This particular study drills down on the bias of whether a domain name might be popular, well known or its reputation.

"In this paper, we uncover a new phenomenon in click activity that we call domain bias—a user’s propensity to click on a search result because it comes from a reputable domain, as well as their disinclination to click on a result from a domain of unknown or distrustful reputation. The propensity constitutes a bias as it cannot be explained by relevance or positioning of search results."  (as found in the introduction of the white paper)

Thus the "unknown" brand new website will need more than a pretty face if it is to be an effective marketing platform.  As you read the white paper, you will note that "relevance" remains important.

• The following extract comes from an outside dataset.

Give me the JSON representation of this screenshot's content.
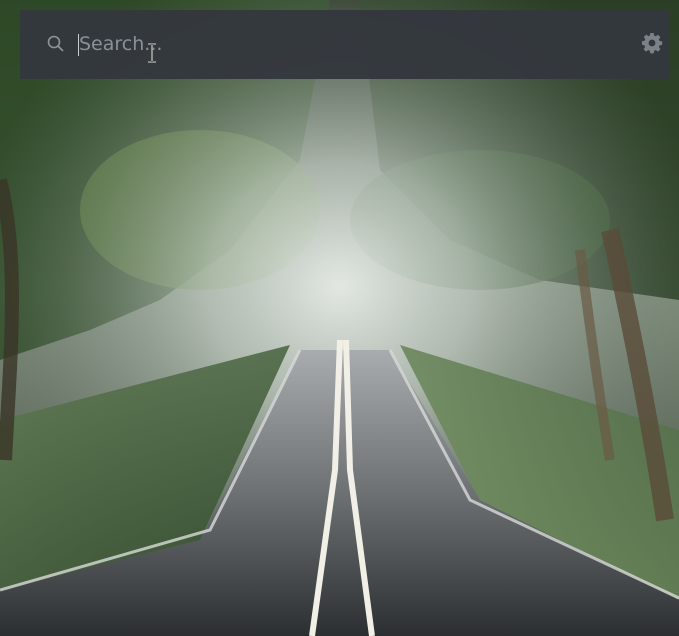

You can download the white paper here:  Domain Bias in Web Search Whitepaper.

The primary reason I share this with you is the fact that hoarding exists behind the doors of many an entrepreneur.  Business success because of owning 100 domain names seems almost possible.  That next great idea turned into a clever domain name may be the ticket for success so why not by more?

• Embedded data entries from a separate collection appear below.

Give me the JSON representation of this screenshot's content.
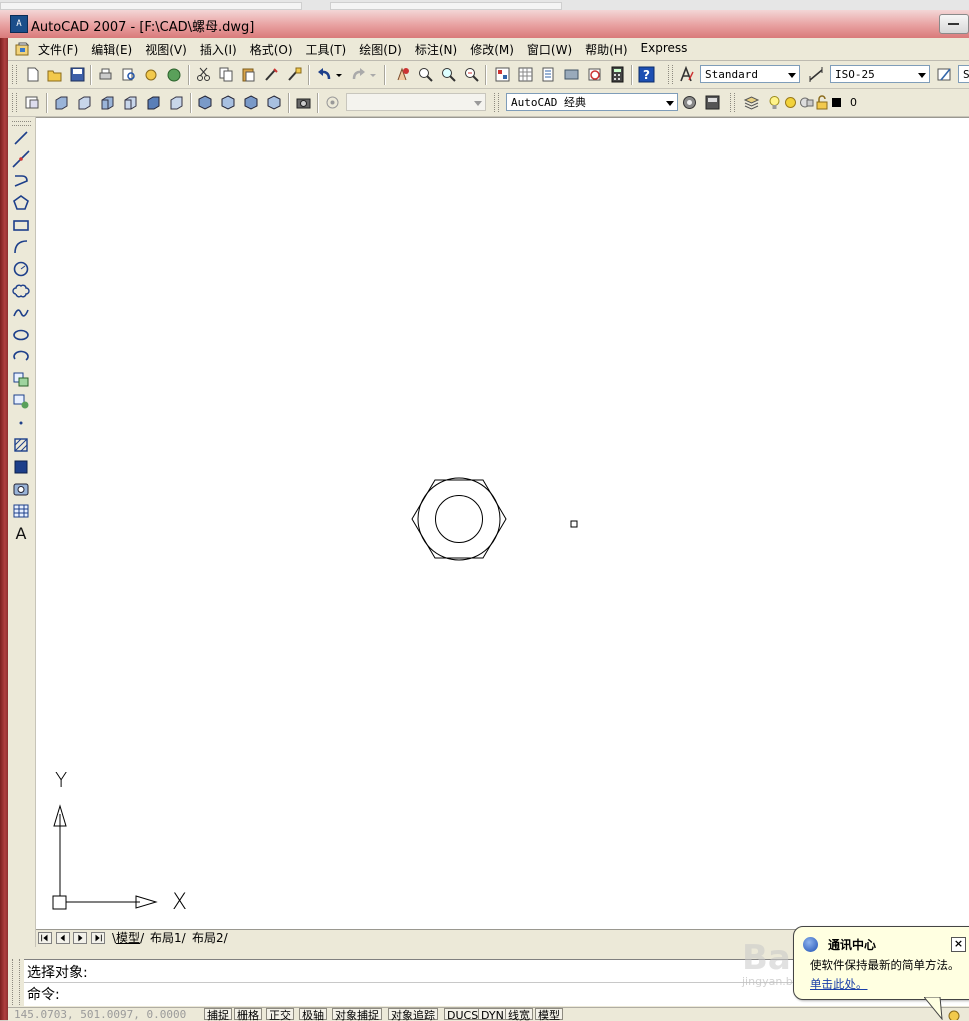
{
  "window": {
    "title": "AutoCAD 2007 - [F:\\CAD\\螺母.dwg]",
    "app_icon_glyph": "A"
  },
  "menu": [
    "文件(F)",
    "编辑(E)",
    "视图(V)",
    "插入(I)",
    "格式(O)",
    "工具(T)",
    "绘图(D)",
    "标注(N)",
    "修改(M)",
    "窗口(W)",
    "帮助(H)",
    "Express"
  ],
  "toolbar1": {
    "text_style": "Standard",
    "dim_style": "ISO-25",
    "truncated": "S"
  },
  "toolbar2": {
    "view_combo": "",
    "workspace": "AutoCAD 经典",
    "layer": "0"
  },
  "ucs": {
    "x_label": "X",
    "y_label": "Y"
  },
  "layout_tabs": [
    "模型",
    "布局1",
    "布局2"
  ],
  "command": {
    "line1": "选择对象:",
    "line2": "命令:"
  },
  "status": {
    "coords": "145.0703, 501.0097, 0.0000",
    "buttons": [
      "捕捉",
      "栅格",
      "正交",
      "极轴",
      "对象捕捉",
      "对象追踪",
      "DUCS",
      "DYN",
      "线宽",
      "模型"
    ]
  },
  "notification": {
    "title": "通讯中心",
    "message": "使软件保持最新的简单方法。",
    "link": "单击此处。"
  },
  "watermark": {
    "text": "Baidu经验",
    "url": "jingyan.baidu.com"
  },
  "colors": {
    "title_bar": "#e8a0a0",
    "canvas": "#ffffff",
    "chrome": "#ece9d8",
    "balloon": "#ffffe1"
  }
}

"Since I dreamed up and purchased the domain name, no other business can use it."  There are variations and more variations to the domain name.  The person with the most domain names at the end of the year does not win, they lose.  The domain names sit on the shelves and gather dust waiting for the domain name owner to put them to use.  (There is an opportunity for the high skilled online marketer to build niche websites over and over.)

Since the domain names cost about $8 to $12 a year, the minimal cost does not seem significant.  The few become many and soon the annual investment is in the thousands of dollars. Those companies selling domain names are very good at creating new reasons for buying six more.

While you may have the disease "Own more domain names", you now have a whitepaper in your hand which shows that your brilliant idea may not have as much power as you once thought it did.  The whitepaper is an example of how the real players on the Internet are thinking.

If you are looking for a dependable source for domain names, I use:



The whitepaper will inspire you or have you bored to tears.  Regardless, it will have you thinking twice about how much you know. 

The graphs, data and theories within the whitepaper will change quickly enough as the touchpads evolve, mobile devices dominate and the speeds increase.  Trends will change, new data collected and new reports written.  Take the higher ground and focus on inbound marketing where you pursue sharing the best of your business via the inbound marketing software. 

If nothing else, stop being a "domain name hoarder". 

Either sell the domains, let them expire, build sites for them or forward the domain names to pages on your website or social media sites.  Don't let them gather dust.

Direct link to download the white paper here: 
Domain Bias in Web Search Whitepaper.

Topics: Domain Names Search Engine